The bad guys have new leadership and are determined to destroy him. Princess Leia is still in the picture, and she too is looking for her brother, Luke.

This new movie is basically a galactic search for one man who clearly doesn’t want to be found. He scatters a few clues embedded in his favorite droid, but he makes it very difficult for a new generation of leaders to find their beloved hero. The galaxy needs Luke, and for reasons that aren’t yet clear, he’s hiding (with a really cool beard).

There are numerous theories circulating on the Web about why Luke went into seclusion. Maybe he’s afraid of his own power and doesn’t trust himself to resist the temptation of the dark side. Maybe he’s embarrassed about the chaos his family is responsible for. Or it could be that he’s just a tired old man who would rather read the newspaper with a cup of coffee in a bathrobe and slippers.

Does that sound like Luke Skywalker to you? He’s a film icon—one of the coolest heroes to ever grace our screens. When the galaxy is in trouble, who you gonna’ call? If the Ghostbusters aren’t available, the obvious answer is Luke Skywalker!

The next movie may reveal a good reason for Luke’s absence, and his reputation may be restored. But with what we currently know, I’m disappointed in Luke. Heroes don’t hide. Even when they’re scared, leaders act and inspire.

If you’re in a place of leadership at work, at church, in your family or in any other context, a time will come when people look to you for direction, training and encouragement. Maybe you have a stellar leadership track record like Luke, or maybe you’re more like Finn or Rey—the new generation of leaders with passion and potential but little experience.

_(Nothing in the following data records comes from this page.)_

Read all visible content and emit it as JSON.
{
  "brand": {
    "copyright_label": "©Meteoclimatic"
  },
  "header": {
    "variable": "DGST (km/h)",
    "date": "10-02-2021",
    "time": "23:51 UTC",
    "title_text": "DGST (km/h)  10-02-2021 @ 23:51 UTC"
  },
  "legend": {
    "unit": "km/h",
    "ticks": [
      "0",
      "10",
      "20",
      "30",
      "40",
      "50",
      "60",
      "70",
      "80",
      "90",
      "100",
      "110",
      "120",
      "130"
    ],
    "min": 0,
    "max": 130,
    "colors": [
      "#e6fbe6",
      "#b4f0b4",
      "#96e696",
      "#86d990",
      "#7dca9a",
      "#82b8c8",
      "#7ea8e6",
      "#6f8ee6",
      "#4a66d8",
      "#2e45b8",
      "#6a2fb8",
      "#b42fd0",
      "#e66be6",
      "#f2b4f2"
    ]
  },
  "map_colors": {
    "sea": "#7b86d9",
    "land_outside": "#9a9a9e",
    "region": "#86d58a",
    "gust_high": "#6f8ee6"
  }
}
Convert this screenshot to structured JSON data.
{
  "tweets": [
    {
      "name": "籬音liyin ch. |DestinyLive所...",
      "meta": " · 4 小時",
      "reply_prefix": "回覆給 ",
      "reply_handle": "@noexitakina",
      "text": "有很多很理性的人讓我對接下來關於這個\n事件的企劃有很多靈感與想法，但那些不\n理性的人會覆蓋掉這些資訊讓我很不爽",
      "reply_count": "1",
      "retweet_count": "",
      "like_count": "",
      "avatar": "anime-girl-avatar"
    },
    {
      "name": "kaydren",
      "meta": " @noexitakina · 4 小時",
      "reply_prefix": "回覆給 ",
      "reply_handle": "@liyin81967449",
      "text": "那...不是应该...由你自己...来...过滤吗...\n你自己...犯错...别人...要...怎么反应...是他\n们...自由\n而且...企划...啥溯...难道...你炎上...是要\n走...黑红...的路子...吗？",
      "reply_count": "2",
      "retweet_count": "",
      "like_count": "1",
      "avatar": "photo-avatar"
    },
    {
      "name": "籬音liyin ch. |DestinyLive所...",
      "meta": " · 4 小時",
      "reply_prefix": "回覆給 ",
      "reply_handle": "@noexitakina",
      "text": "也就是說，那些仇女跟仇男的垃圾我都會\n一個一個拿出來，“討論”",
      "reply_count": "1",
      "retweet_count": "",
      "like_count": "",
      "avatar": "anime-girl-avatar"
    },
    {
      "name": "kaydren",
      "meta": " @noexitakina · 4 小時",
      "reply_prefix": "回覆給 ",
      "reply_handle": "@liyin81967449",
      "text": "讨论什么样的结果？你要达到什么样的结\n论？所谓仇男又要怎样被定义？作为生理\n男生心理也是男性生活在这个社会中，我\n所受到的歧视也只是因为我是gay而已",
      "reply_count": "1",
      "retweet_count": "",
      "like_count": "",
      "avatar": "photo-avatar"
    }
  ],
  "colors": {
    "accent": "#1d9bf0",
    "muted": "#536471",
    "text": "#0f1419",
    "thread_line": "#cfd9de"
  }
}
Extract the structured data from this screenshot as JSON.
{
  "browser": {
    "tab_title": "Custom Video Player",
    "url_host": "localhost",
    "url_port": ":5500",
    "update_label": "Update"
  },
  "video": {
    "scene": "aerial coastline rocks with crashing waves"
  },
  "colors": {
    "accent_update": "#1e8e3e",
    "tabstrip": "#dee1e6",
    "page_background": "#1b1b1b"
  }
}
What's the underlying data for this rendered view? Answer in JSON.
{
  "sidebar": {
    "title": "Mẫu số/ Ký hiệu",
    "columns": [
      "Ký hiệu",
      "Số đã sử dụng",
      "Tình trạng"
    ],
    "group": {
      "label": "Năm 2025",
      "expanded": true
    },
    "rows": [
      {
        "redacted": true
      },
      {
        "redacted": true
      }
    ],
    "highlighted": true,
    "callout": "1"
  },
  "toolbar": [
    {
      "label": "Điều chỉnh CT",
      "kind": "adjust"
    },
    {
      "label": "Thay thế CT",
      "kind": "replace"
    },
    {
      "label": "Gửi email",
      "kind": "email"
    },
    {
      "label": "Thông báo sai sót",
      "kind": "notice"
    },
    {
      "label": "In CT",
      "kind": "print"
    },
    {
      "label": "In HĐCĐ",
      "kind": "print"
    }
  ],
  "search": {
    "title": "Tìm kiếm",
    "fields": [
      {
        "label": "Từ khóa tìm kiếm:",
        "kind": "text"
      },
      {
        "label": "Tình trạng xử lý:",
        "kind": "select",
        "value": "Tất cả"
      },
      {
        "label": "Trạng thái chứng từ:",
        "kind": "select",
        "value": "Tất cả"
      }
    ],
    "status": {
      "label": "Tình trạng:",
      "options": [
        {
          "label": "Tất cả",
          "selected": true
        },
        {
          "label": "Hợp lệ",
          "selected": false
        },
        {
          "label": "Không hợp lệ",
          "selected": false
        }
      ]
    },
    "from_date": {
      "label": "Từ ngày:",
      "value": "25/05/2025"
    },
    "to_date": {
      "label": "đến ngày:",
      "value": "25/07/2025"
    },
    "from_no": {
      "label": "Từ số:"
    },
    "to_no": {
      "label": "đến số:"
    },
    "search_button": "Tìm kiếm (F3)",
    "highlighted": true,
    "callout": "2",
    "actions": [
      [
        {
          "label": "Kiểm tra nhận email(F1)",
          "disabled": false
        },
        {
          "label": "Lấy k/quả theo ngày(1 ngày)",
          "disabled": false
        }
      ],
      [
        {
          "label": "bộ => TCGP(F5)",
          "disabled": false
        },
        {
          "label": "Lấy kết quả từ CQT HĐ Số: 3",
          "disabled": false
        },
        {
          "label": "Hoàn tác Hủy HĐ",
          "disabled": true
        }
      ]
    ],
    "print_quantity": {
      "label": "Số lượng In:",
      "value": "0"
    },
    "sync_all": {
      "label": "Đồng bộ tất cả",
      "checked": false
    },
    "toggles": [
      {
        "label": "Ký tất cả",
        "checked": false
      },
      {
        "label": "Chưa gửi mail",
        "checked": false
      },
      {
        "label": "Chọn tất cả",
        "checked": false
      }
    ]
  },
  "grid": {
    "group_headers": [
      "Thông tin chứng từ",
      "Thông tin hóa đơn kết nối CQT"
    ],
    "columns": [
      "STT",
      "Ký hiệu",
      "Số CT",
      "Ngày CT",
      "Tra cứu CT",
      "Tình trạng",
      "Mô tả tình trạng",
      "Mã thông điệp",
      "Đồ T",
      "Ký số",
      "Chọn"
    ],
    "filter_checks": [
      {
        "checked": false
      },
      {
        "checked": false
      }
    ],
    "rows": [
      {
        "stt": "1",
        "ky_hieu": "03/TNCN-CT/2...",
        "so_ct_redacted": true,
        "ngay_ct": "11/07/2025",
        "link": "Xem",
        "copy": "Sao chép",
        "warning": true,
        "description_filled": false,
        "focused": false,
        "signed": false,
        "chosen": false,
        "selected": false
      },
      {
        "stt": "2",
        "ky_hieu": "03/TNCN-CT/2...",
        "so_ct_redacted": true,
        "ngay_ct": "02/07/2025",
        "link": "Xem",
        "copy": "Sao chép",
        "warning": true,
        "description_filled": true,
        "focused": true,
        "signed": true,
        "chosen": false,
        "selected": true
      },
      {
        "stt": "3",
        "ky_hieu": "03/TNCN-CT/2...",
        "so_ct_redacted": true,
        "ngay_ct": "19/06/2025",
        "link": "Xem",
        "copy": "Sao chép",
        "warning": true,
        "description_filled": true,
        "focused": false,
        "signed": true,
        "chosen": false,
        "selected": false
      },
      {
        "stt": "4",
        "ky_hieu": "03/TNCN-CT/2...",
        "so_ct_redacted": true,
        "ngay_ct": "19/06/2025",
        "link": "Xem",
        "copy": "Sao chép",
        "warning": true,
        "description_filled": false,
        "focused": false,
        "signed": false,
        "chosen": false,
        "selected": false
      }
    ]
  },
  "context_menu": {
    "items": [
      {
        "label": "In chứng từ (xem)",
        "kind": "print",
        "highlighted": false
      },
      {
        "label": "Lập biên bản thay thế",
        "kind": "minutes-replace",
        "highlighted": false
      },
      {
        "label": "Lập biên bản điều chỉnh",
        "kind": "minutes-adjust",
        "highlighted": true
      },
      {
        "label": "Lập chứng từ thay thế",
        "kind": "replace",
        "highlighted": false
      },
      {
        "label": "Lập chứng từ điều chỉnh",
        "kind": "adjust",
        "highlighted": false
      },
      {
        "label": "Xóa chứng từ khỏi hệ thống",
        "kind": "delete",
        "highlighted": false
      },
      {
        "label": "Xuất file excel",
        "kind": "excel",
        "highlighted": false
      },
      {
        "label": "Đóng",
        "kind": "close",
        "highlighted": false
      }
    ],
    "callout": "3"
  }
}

Don’t shrink away from the big moment. There are at least 100 verses in the Bible where God commands us not to fear. Romans 13:1 tells us, “There is no authority except that which God has established. The authorities that exist have been established by God.”

Emerging young leaders in my generation need guidance from people who are a few “episodes” ahead of us. Whatever age and stage of life you find yourself in, don’t let your past or fears about the future keep you from being the hero we need you to be. Don’t underestimate your experience or the value you can provide.

Of course, unlike Leia, our “only hope” comes from One greater than Obi Wan. But we all still need guides that are brave enough to step up and lead the next charge—even if you don’t have a cool beard or amazing light saber skills. Prayerfully and boldly move forward as the leader God has called you to be.